Definition of ragamuffin in English:


See synonyms for ragamuffin

Translate ragamuffin into Spanish


  • 1A person, typically a child, in ragged, dirty clothes.

    ‘Why had she even gone with the dirty little ragamuffin?’
    • ‘‘We turned up like little raggamuffins,’ she recalled.’
    • ‘I once met Keegan at Heathrow and he took the time out to have a talk with four ragamuffins, when some would have just walked past and ignored us.’
    • ‘Each boy is worth his time, and an adorable group of ragamuffins they are.’
    • ‘Charity may begin at home, but without these kinds of outlets many people would be dressed like ragamuffins.’
    • ‘‘If I catch you I'm going to kiss you,’ yelled the ragamuffin, casting aside his sandwich box and hurtling off after her.’
    • ‘I'm a ragamuffin in real life - I don't wear makeup, I don't brush my hair.’
    • ‘Bob looked like a ragamuffin, probably one of the things I found so appealing about him.’
    • ‘When I look back at the way I dressed, I think I looked part vagabond and part ragamuffin.’
    • ‘The first time we met this ragamuffin she was very shy, but this time she was so friendly, full of confidence and holding our hands as we walked around.’
    • ‘Tonight, I was a street ragamuffin, ready to enjoy the finer things in life.’
    • ‘We have only recently come to live in Pattaya, but feel that we should be doing something to help some of the ragamuffin children we see around the streets.’
    • ‘Most people will see this film as a harmless piece of escapist whimsy, replete with cute ragamuffins, a performing dog, and old steam locomotives.’
    • ‘I had to take care of ten little ragamuffins all by my lonesome.’
    • ‘The first was shorter, rat-faced kid in ragamuffin attire who Skye only knew by sight.’
    • ‘Set on Thanksgiving, an artsy New York ragamuffin type tries to get dinner together for her estranged suburban family.’
    • ‘He knew he was taking a risk, but there was something about this scrawny little ragamuffin which made him feel desperately sorry for her.’
    urchin, guttersnipe, waif
    View synonyms
  • 2

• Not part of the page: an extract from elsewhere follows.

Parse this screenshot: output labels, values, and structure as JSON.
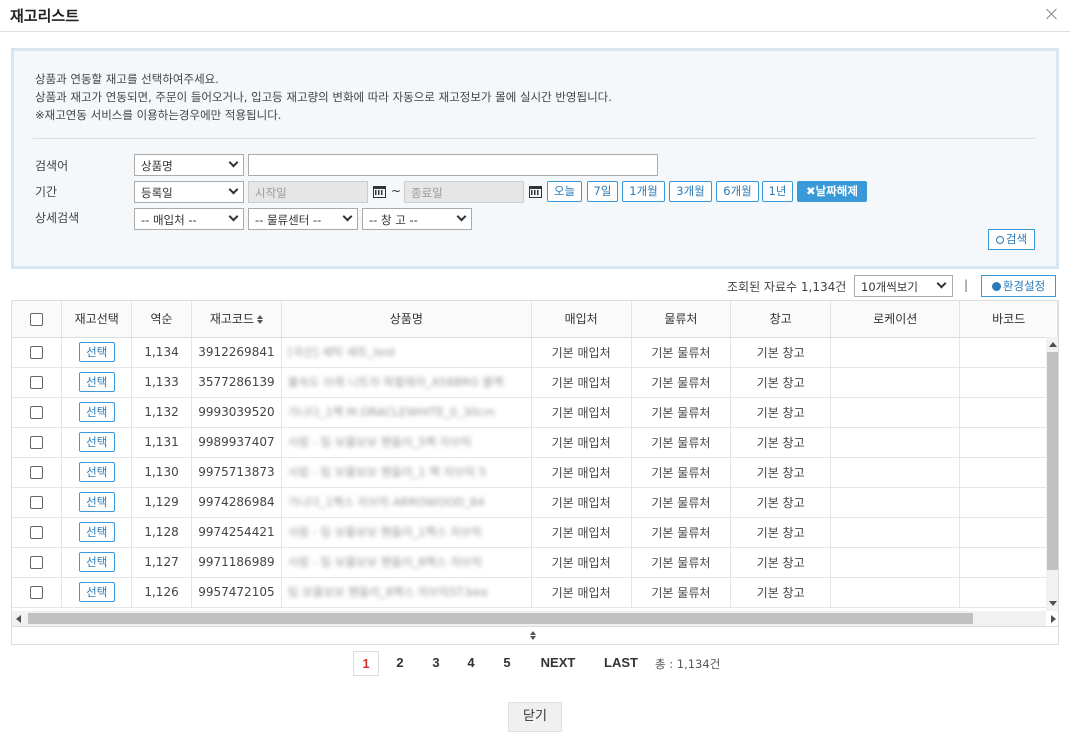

    (also raggamuffin)
    An exponent or follower of ragga, typically one dressing in ragged clothes.

    as modifier ‘ragamuffin style’
    • ‘In addition to the chic sound of Paris which Solaar himself is most closely aligned to, there are groups like IAM which lead Marseille in its edgier, more recognisably ragamuffin style.’
    • ‘He has the makings of a male model underneath his ragamuffin dreads.’
    • ‘Our own raggamuffins and slow-track rhythm artistes are leading us to an uneasy future.’
    • ‘No R & B release these days would be complete without an appearance from Sean Paul, and the ragamuffin adds his trademark delivery to this song.’
    1. 2.1
      another term for ragga
      ‘A distinctive musical syncretism also emerged among the Italian rap groups that pushed out the parameters of hip hop and more often than not became fused with raggamuffin reggae, dance hall, and ska influences.’
      • ‘A broad variety of musical inflections ranging from hard-core rap to reggae and raggamuffin distinguish French rap from U.S. rap and give it features more in common with British and Italian hip hop.’
      • ‘French-speaking blacks from the Caribbean launched ragamuffin - a musical form influenced by reggae and its associated musical styles - in France.’
      • ‘At the turn of the Nineties, the footballer would often celebrate his goals by running to the corner flag, and doing a ‘bogling’ move, a ragamuffin reggae dance then popular in the black community.’
      • ‘The three significant French magazines focusing exclusively on rap (and ragamuffin as well) are Radikal, Groove, and R.E.R. (for Rap Et Reggae).’
      • ‘In Italy, for instance, first-generation rappers of the early nineties endorsed a politicized and militant stance, and used rap and raggamuffin as vehicles of political and social protest.’
      • ‘The question they are asking is how can digitally arranged Western R & B, raggamuffin and Hip Hop be called Zambian music?’



/ˈraɡəˌməfən/ /ˈræɡəˌməfən/


Middle English probably based on rag, with a fanciful suffix.